*** Opening of Available data ***
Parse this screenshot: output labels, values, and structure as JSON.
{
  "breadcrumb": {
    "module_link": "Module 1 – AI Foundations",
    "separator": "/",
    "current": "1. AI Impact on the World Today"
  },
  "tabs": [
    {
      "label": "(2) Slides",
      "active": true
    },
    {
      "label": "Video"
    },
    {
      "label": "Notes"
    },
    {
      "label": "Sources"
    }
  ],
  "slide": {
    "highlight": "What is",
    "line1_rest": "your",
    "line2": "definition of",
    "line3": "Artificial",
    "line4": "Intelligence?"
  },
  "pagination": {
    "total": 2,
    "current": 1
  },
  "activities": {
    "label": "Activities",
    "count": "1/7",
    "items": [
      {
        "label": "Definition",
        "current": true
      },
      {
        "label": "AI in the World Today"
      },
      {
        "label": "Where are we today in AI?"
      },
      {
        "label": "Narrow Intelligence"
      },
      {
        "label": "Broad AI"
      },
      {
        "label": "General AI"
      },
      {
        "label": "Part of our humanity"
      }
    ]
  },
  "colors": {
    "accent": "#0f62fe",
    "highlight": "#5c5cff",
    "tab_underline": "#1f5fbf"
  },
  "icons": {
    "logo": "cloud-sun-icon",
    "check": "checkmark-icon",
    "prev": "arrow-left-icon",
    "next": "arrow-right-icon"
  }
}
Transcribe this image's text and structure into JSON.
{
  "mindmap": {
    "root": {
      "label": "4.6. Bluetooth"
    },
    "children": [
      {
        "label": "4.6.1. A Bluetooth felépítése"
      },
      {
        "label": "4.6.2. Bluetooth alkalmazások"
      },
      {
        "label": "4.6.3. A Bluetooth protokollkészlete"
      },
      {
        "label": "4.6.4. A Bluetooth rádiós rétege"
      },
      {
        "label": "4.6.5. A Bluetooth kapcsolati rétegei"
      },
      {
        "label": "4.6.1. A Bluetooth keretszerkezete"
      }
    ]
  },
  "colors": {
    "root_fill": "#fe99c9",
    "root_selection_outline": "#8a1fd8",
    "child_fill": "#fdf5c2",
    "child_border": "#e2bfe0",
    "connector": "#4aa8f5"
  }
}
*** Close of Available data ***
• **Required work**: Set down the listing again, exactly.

• **Task answer**:
Parse this screenshot: output labels, values, and structure as JSON.
{
  "breadcrumb": {
    "module_link": "Module 1 – AI Foundations",
    "separator": "/",
    "current": "1. AI Impact on the World Today"
  },
  "tabs": [
    {
      "label": "(2) Slides",
      "active": true
    },
    {
      "label": "Video"
    },
    {
      "label": "Notes"
    },
    {
      "label": "Sources"
    }
  ],
  "slide": {
    "highlight": "What is",
    "line1_rest": "your",
    "line2": "definition of",
    "line3": "Artificial",
    "line4": "Intelligence?"
  },
  "pagination": {
    "total": 2,
    "current": 1
  },
  "activities": {
    "label": "Activities",
    "count": "1/7",
    "items": [
      {
        "label": "Definition",
        "current": true
      },
      {
        "label": "AI in the World Today"
      },
      {
        "label": "Where are we today in AI?"
      },
      {
        "label": "Narrow Intelligence"
      },
      {
        "label": "Broad AI"
      },
      {
        "label": "General AI"
      },
      {
        "label": "Part of our humanity"
      }
    ]
  },
  "colors": {
    "accent": "#0f62fe",
    "highlight": "#5c5cff",
    "tab_underline": "#1f5fbf"
  },
  "icons": {
    "logo": "cloud-sun-icon",
    "check": "checkmark-icon",
    "prev": "arrow-left-icon",
    "next": "arrow-right-icon"
  }
}
Transcribe this image's text and structure into JSON.
{
  "mindmap": {
    "root": {
      "label": "4.6. Bluetooth"
    },
    "children": [
      {
        "label": "4.6.1. A Bluetooth felépítése"
      },
      {
        "label": "4.6.2. Bluetooth alkalmazások"
      },
      {
        "label": "4.6.3. A Bluetooth protokollkészlete"
      },
      {
        "label": "4.6.4. A Bluetooth rádiós rétege"
      },
      {
        "label": "4.6.5. A Bluetooth kapcsolati rétegei"
      },
      {
        "label": "4.6.1. A Bluetooth keretszerkezete"
      }
    ]
  },
  "colors": {
    "root_fill": "#fe99c9",
    "root_selection_outline": "#8a1fd8",
    "child_fill": "#fdf5c2",
    "child_border": "#e2bfe0",
    "connector": "#4aa8f5"
  }
}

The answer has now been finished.